We are a commune of inquiring, skeptical, politically centrist, capitalist, anglophile, traditionalist New England Yankee humans, humanoids, and animals with many interests beyond and above politics. Each of us has had a high-school education (or GED), but all had ADD so didn't pay attention very well, especially the dogs. Each one of us does "try my best to be just like I am," and none of us enjoys working for others, including for Maggie, from whom we receive neither a nickel nor a dime. Freedom from nags, cranks, government, do-gooders, control-freaks and idiots is all that we ask for.
Manuals are the only way to cover a myriad of problems that can occur. Experience and memory are helpful but alone they allow to many things to be overlooked. Its the same idea when doing maintenance on aircraft...go to the appropriate manual. And it's the law.
When I was in the Airforce I had a friend who was the flight engineer on a C-130. The pilots and crew were well trained and the aircraft well maintained. He told me that on a long flight (in excess of 6 hours) it was not unusual for at least one engine to give them problems and they would shut it down. And not very unusual for two engines to have to be shut down. Part of the problem was age/hours of the planes and part because it was old technology and more prone to problems.
I cannot help but think that if modern aircraft had more problems that pilots would be better prepared to deal with the problems when they happened. Of course that is what training and flight simulators are for.

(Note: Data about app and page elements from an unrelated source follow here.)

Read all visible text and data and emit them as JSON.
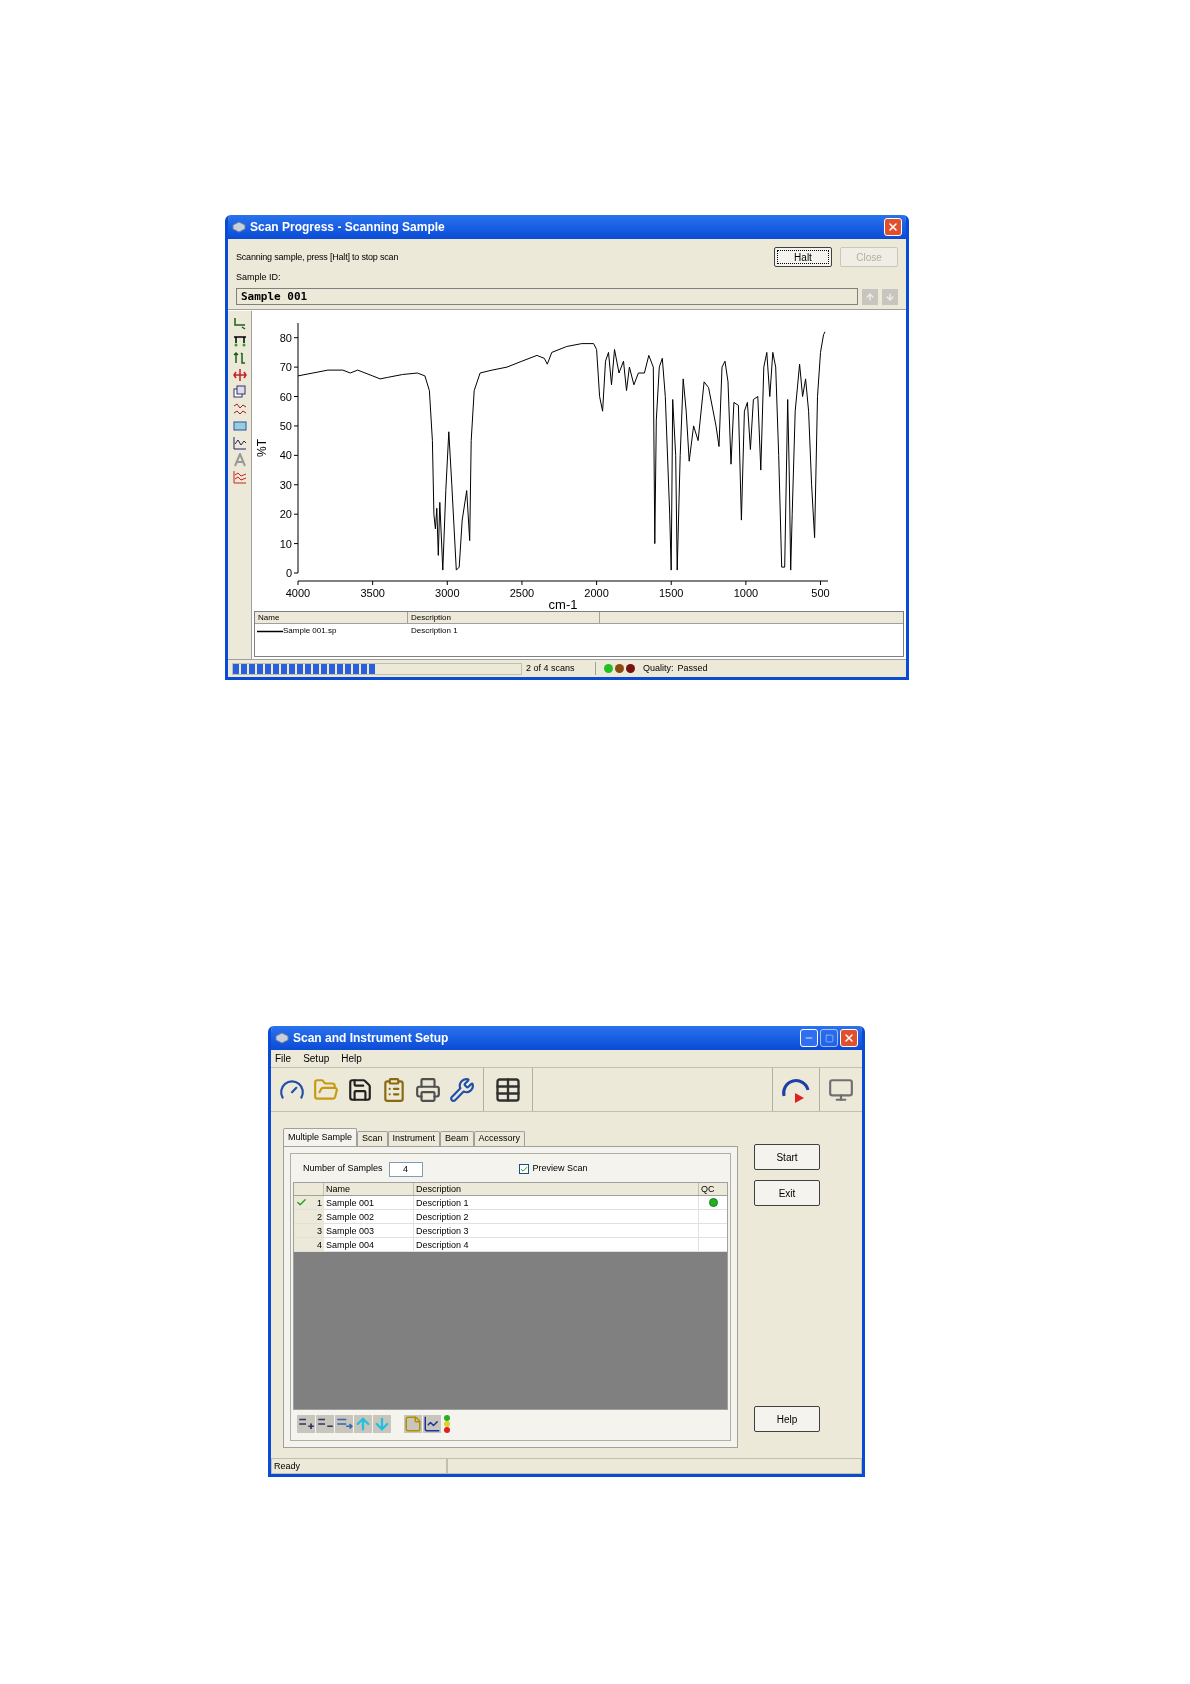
{
  "scan_progress_window": {
    "title": "Scan Progress - Scanning Sample",
    "message": "Scanning sample, press [Halt] to stop scan",
    "buttons": [
      {
        "label": "Halt",
        "disabled": false
      },
      {
        "label": "Close",
        "disabled": true
      }
    ],
    "sample_id_label": "Sample ID:",
    "sample_id_value": "Sample 001",
    "chart_data": {
      "type": "line",
      "xlabel": "cm-1",
      "ylabel": "%T",
      "xlim": [
        4000,
        450
      ],
      "ylim": [
        0,
        85
      ],
      "xticks": [
        4000,
        3500,
        3000,
        2500,
        2000,
        1500,
        1000,
        500
      ],
      "yticks": [
        0,
        10,
        20,
        30,
        40,
        50,
        60,
        70,
        80
      ],
      "x": [
        4000,
        3900,
        3800,
        3700,
        3650,
        3600,
        3500,
        3450,
        3400,
        3300,
        3200,
        3150,
        3120,
        3100,
        3090,
        3080,
        3070,
        3060,
        3050,
        3030,
        3010,
        2990,
        2970,
        2940,
        2920,
        2900,
        2870,
        2850,
        2840,
        2820,
        2780,
        2700,
        2600,
        2500,
        2400,
        2350,
        2330,
        2300,
        2200,
        2100,
        2020,
        2000,
        1980,
        1960,
        1940,
        1920,
        1900,
        1880,
        1850,
        1820,
        1800,
        1780,
        1750,
        1720,
        1680,
        1650,
        1620,
        1610,
        1600,
        1580,
        1560,
        1540,
        1510,
        1500,
        1490,
        1470,
        1460,
        1440,
        1420,
        1400,
        1380,
        1350,
        1320,
        1280,
        1250,
        1200,
        1180,
        1160,
        1140,
        1120,
        1100,
        1080,
        1050,
        1030,
        1010,
        990,
        970,
        950,
        920,
        900,
        880,
        860,
        840,
        820,
        800,
        780,
        760,
        740,
        720,
        710,
        700,
        690,
        670,
        640,
        620,
        600,
        580,
        560,
        540,
        520,
        500,
        480,
        470
      ],
      "series": [
        {
          "name": "Sample 001.sp",
          "color": "#000000",
          "values": [
            67,
            68,
            69,
            69,
            68,
            69,
            67,
            66,
            66.5,
            67.5,
            68,
            67,
            62,
            45,
            20,
            15,
            22,
            6,
            24,
            1,
            28,
            48,
            30,
            1,
            2,
            18,
            28,
            11,
            45,
            62,
            68,
            69,
            70,
            72,
            74,
            73,
            71,
            75,
            77,
            78,
            78,
            76,
            60,
            55,
            72,
            75,
            64,
            76,
            68,
            72,
            62,
            70,
            64,
            68,
            68,
            74,
            70,
            10,
            52,
            70,
            73,
            60,
            20,
            1,
            59,
            40,
            1,
            40,
            66,
            55,
            38,
            50,
            45,
            65,
            63,
            50,
            43,
            70,
            72,
            65,
            37,
            58,
            57,
            18,
            55,
            58,
            42,
            59,
            60,
            35,
            70,
            75,
            60,
            75,
            70,
            40,
            2,
            2,
            59,
            35,
            1,
            20,
            55,
            71,
            60,
            66,
            55,
            30,
            12,
            60,
            75,
            81,
            82
          ]
        }
      ]
    },
    "legend": {
      "columns": [
        "Name",
        "Description"
      ],
      "rows": [
        {
          "description": "Description 1"
        }
      ]
    },
    "status_bar": {
      "progress": {
        "level": 0.5
      },
      "scans": "2 of 4 scans",
      "quality_lights": [
        {
          "color": "#22c022"
        },
        {
          "color": "#8b4a12"
        },
        {
          "color": "#7a1010"
        }
      ],
      "quality_label": "Quality:",
      "quality_value": "Passed"
    }
  },
  "setup_window": {
    "title": "Scan and Instrument Setup",
    "menu": [
      "File",
      "Setup",
      "Help"
    ],
    "tabs": [
      {
        "label": "Multiple Sample",
        "selected": true
      },
      {
        "label": "Scan",
        "selected": false
      },
      {
        "label": "Instrument",
        "selected": false
      },
      {
        "label": "Beam",
        "selected": false
      },
      {
        "label": "Accessory",
        "selected": false
      }
    ],
    "number_of_samples_label": "Number of Samples",
    "number_of_samples": "4",
    "preview_scan": {
      "label": "Preview Scan",
      "checked": true
    },
    "table": {
      "columns": [
        "Name",
        "Description",
        "QC"
      ],
      "rows": [
        {
          "index": "1",
          "name": "Sample 001",
          "description": "Description 1",
          "done": true,
          "qc_passed": true
        },
        {
          "index": "2",
          "name": "Sample 002",
          "description": "Description 2",
          "done": false,
          "qc_passed": false
        },
        {
          "index": "3",
          "name": "Sample 003",
          "description": "Description 3",
          "done": false,
          "qc_passed": false
        },
        {
          "index": "4",
          "name": "Sample 004",
          "description": "Description 4",
          "done": false,
          "qc_passed": false
        }
      ]
    },
    "buttons": [
      "Start",
      "Exit",
      "Help"
    ],
    "status_bar": "Ready"
  }
}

Speaking of flight simulators I heard am American pilot/aviation expert on FOX yesterday say that the reason the two 737's crashed is that these particular countries don't train their pilots well and do not even have or use flight simulators. Not a surprise. What surprised me is that the FOX news person tried to blame that on Boeing AND acted as though it was the U.S.'s fault because we do have flight simulators while the poorer countries do not.

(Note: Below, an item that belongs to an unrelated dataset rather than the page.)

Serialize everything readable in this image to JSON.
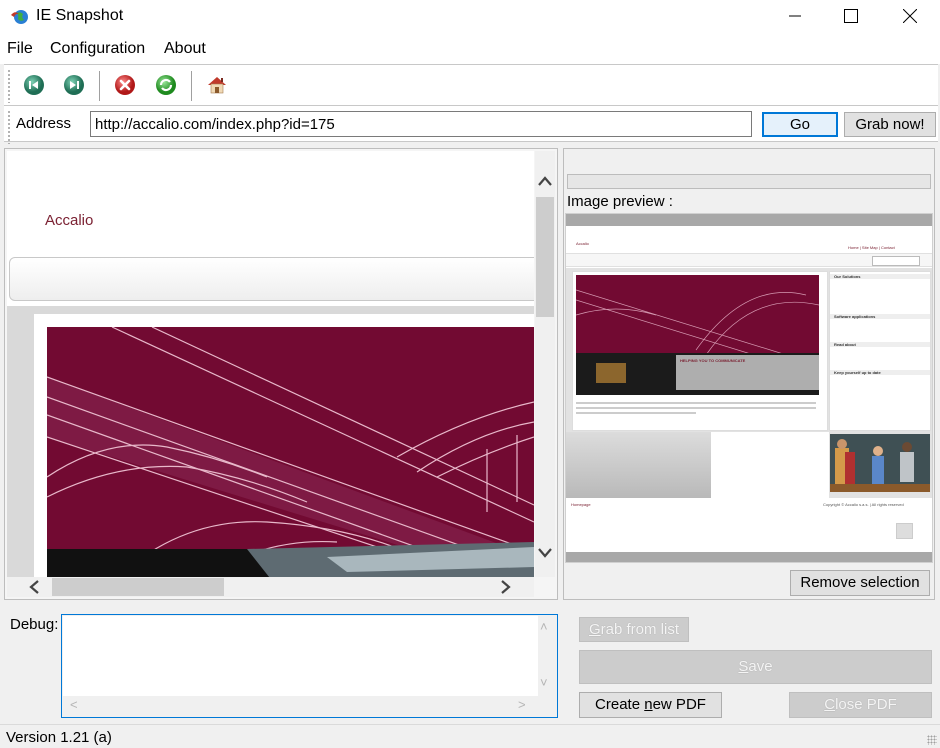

Reminds me of another true story; In Africa the smaller flights are on 6-16 passenger planes. In is common for the passengers to look into the cockpit to see if the pilot is white or black. If the pilot is black they get off and take another flight. This is true even though almost all of those passengers are also black. There reason for this is simple. The black pilots have less training, less experience and a much higher accident rate than white pilots do.
It s Standard Operating Procedure on all large aircraft, military and commercial, to consult and read through the checklists in the Flight Operations Manual (NOT the 'owners manual') in the event of a malfunction or emergency. The pilot and FO (and other crew as needed) go through the checklist query-and-response. For almost ninety years now, that has been established as the best way to ensure that no items are skipped over or omitted.